Domesticated chickens in the United States alone produce more than 2 billion pounds of feathers annually. Those feathers have long been considered a waste product, especially when contaminated with blood, feces or bacteria that can prove hazardous to the environment.
Nebraska’s Yiqi Yang is among a growing cadre of researchers looking to transform those feathers into fibers that find a place in natural fabrics. In that vein, Yang and his Husker colleagues are devising and testing methods to improve the properties of feather-derived fibers.
Those methods include cross-linking: chemically bonding long protein chains — including keratin, a water-resistant protein of feathers — to bolster the performance of the resulting fibers and fabrics. But that performance must still improve, and unwanted side effects of cross-linking be resolved, before feathers emerge as a greener alternative to petroleum-based materials — polyester, nylon — currently dominating the market.
In a recent study, Yang’s team experimented with a cross-linking class known as saccharide aldehydes. By modifying the molecular structure and concentration of the aldehydes, the team developed keratin fibers substantially stronger than those produced via another popular cross-linker, citric acid.
Those fibers possessed 90% of wool’s strength after long-term immersion in water and 120% of wool’s strength under dry conditions. Importantly, those fibers retained their color and boasted a capacity to absorb dyes that far exceeded that of other cross-linked, keratin-based fibers. The production process also yielded none of the toxic formaldehyde that has previously hounded cross-linking processes involving aldehydes.

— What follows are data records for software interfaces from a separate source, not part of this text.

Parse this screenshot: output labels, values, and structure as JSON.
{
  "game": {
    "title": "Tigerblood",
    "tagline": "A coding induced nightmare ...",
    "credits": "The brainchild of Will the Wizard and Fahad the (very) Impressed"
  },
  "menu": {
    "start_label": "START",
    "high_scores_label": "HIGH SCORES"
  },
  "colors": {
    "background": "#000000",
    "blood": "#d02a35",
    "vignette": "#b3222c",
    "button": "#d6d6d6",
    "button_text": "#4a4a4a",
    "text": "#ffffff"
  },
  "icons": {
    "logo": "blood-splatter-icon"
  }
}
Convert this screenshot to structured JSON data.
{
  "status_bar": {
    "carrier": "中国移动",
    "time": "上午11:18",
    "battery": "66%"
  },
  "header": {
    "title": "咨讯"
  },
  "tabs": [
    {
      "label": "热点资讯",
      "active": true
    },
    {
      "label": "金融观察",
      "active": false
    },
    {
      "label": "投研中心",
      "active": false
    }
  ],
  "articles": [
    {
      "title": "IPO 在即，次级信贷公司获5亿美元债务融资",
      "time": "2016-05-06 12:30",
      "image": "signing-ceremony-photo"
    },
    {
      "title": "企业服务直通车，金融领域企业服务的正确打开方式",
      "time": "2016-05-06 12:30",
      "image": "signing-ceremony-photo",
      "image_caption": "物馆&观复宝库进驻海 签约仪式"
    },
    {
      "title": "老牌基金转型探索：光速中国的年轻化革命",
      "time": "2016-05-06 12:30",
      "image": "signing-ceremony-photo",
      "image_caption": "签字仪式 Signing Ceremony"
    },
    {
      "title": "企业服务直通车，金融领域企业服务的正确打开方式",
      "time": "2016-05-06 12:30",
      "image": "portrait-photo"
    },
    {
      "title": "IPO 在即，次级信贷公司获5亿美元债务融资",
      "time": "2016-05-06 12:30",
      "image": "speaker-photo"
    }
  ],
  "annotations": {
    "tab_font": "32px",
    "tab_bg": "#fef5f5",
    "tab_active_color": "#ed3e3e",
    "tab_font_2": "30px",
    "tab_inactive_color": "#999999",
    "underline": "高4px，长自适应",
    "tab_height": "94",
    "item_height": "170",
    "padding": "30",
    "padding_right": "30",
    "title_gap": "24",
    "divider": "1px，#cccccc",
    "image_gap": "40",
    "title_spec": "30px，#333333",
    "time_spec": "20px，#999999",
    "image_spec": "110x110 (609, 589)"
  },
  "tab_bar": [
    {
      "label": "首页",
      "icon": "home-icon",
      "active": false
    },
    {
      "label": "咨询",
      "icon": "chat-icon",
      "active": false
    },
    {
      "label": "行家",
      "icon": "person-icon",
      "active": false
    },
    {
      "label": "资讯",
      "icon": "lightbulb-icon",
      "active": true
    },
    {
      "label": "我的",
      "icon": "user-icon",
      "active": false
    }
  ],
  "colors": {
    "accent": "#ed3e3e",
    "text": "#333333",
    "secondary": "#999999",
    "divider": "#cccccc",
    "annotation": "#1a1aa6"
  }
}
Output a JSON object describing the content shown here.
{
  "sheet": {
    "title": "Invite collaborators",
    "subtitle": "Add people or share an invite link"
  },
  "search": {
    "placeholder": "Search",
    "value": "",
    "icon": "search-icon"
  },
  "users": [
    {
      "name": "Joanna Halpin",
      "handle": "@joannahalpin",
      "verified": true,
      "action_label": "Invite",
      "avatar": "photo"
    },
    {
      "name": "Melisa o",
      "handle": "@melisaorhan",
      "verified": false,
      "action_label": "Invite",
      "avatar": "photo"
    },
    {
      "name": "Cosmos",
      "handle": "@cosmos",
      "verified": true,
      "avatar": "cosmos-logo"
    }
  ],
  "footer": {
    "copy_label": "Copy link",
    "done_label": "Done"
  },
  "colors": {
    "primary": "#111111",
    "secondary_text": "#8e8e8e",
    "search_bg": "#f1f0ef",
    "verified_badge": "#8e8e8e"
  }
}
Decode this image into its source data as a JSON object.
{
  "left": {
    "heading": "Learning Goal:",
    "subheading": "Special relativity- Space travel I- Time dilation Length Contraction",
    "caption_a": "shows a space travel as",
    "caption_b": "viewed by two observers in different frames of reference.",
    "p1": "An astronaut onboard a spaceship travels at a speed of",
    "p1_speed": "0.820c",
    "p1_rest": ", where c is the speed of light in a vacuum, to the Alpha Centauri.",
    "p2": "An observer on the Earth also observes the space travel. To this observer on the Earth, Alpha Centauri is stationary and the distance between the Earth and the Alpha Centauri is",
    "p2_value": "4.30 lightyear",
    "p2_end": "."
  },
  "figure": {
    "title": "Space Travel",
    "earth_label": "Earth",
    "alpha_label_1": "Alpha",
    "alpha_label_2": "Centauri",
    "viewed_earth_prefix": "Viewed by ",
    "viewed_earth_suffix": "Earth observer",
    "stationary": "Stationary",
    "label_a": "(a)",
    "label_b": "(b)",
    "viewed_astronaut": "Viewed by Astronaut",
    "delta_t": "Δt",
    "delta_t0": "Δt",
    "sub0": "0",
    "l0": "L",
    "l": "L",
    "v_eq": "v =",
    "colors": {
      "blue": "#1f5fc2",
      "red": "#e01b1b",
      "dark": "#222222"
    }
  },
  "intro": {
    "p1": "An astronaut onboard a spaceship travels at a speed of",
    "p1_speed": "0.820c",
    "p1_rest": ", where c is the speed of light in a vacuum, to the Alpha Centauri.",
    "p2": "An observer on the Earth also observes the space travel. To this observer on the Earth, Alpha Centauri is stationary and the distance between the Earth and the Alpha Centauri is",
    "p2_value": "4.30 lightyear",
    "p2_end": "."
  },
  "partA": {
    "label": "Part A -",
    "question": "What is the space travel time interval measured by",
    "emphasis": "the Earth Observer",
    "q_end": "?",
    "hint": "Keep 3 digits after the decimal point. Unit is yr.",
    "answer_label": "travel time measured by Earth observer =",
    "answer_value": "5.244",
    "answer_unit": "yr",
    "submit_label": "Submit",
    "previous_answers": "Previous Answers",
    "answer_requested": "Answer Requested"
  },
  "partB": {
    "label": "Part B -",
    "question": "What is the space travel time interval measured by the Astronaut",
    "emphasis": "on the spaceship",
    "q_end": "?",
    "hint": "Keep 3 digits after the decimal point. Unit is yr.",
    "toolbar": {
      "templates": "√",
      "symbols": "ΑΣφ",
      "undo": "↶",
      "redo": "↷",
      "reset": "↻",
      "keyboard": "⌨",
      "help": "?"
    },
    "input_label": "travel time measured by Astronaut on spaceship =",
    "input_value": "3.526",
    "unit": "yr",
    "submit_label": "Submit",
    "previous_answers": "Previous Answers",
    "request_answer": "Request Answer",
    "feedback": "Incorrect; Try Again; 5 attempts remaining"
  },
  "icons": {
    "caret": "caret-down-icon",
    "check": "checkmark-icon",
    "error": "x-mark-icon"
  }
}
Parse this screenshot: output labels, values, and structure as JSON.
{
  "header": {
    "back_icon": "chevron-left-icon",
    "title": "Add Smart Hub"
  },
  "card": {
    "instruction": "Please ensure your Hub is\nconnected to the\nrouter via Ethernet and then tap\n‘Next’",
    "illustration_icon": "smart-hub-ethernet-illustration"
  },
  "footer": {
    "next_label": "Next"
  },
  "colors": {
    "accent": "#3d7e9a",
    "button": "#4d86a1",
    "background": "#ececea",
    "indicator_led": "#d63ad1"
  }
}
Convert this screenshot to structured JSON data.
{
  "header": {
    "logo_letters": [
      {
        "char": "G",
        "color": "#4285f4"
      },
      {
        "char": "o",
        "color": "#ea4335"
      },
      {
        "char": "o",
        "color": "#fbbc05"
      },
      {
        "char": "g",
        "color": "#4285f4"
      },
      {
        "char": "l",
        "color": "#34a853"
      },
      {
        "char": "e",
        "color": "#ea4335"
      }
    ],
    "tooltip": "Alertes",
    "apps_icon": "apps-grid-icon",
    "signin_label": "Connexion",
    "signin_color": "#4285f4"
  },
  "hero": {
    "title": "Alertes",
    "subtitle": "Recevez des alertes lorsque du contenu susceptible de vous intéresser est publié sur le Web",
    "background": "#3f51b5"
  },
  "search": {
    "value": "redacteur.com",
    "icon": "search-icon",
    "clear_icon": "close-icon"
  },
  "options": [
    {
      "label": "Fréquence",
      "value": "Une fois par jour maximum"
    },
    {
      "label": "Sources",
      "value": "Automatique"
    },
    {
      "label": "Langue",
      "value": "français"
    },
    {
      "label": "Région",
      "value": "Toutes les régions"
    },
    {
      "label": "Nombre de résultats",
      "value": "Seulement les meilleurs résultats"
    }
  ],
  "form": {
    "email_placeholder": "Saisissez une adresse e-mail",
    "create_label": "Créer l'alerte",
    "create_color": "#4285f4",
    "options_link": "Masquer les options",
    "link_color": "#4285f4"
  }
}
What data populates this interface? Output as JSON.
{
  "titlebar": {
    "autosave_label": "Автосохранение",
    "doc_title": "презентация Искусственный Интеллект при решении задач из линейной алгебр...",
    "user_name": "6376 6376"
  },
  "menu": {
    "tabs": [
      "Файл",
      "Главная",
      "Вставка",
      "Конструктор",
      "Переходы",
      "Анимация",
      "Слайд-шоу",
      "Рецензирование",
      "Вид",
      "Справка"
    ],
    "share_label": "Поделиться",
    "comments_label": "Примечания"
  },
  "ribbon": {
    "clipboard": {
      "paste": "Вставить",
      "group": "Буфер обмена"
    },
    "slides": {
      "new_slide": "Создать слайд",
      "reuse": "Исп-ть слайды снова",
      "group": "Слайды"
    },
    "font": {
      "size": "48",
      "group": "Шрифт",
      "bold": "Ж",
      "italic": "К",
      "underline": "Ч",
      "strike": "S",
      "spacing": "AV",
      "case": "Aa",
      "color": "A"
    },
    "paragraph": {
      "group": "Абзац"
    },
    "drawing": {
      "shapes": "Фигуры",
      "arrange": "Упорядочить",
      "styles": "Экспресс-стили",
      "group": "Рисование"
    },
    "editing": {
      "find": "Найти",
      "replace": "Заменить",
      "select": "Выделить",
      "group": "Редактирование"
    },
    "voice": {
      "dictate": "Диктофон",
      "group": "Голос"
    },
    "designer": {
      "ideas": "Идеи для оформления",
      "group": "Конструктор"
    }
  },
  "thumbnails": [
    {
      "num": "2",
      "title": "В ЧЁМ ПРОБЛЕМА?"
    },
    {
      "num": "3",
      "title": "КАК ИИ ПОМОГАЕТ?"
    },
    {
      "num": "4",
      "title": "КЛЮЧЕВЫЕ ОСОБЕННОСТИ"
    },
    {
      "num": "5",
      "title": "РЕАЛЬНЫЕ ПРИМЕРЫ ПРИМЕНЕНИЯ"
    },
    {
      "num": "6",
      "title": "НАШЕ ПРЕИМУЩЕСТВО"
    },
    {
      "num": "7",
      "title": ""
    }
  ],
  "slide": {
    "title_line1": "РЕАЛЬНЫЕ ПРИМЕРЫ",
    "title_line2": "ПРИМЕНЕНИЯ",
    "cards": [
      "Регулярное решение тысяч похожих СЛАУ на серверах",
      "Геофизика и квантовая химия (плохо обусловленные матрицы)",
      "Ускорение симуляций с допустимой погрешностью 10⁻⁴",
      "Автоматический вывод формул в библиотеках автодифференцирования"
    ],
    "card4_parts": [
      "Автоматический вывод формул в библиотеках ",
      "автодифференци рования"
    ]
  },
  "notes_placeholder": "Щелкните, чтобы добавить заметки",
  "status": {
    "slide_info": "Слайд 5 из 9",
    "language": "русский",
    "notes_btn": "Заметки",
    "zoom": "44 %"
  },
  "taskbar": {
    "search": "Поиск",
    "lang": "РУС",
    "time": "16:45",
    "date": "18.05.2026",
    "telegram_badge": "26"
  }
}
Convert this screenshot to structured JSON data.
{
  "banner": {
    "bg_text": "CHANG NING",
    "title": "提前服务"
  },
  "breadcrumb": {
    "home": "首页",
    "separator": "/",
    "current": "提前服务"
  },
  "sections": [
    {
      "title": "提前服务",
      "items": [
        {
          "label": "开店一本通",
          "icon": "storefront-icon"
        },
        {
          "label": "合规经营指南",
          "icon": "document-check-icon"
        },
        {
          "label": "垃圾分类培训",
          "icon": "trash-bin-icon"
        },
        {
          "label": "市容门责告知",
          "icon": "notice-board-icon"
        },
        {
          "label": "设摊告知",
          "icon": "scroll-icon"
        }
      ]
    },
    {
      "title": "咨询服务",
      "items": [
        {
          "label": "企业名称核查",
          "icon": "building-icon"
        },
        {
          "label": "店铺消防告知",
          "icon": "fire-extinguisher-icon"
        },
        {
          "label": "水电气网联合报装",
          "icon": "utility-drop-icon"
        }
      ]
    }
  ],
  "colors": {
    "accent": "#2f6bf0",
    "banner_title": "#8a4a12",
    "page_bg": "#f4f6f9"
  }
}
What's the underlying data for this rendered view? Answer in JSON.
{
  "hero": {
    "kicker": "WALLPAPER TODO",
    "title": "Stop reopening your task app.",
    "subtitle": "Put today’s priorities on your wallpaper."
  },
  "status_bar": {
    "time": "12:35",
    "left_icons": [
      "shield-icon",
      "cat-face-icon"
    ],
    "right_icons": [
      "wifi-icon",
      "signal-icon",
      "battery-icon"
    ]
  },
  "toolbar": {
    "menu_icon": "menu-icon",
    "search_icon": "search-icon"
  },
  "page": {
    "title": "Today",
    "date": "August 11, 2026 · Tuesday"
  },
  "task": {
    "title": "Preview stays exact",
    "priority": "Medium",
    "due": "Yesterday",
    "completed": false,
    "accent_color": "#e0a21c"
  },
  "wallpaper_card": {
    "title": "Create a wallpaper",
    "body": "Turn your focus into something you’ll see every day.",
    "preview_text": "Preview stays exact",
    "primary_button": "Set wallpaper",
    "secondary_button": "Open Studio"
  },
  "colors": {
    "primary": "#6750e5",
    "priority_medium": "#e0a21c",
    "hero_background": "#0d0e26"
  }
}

With further improvements, the team estimates that chicken feather-derived fibers could ultimately reduce the U.S. market share of petroleum-based fibers by 10% — while putting to use an overlooked waste product of the food industry. And given the low cost of feathers, keratin-based fibers would likely cost less than wool, Yang said.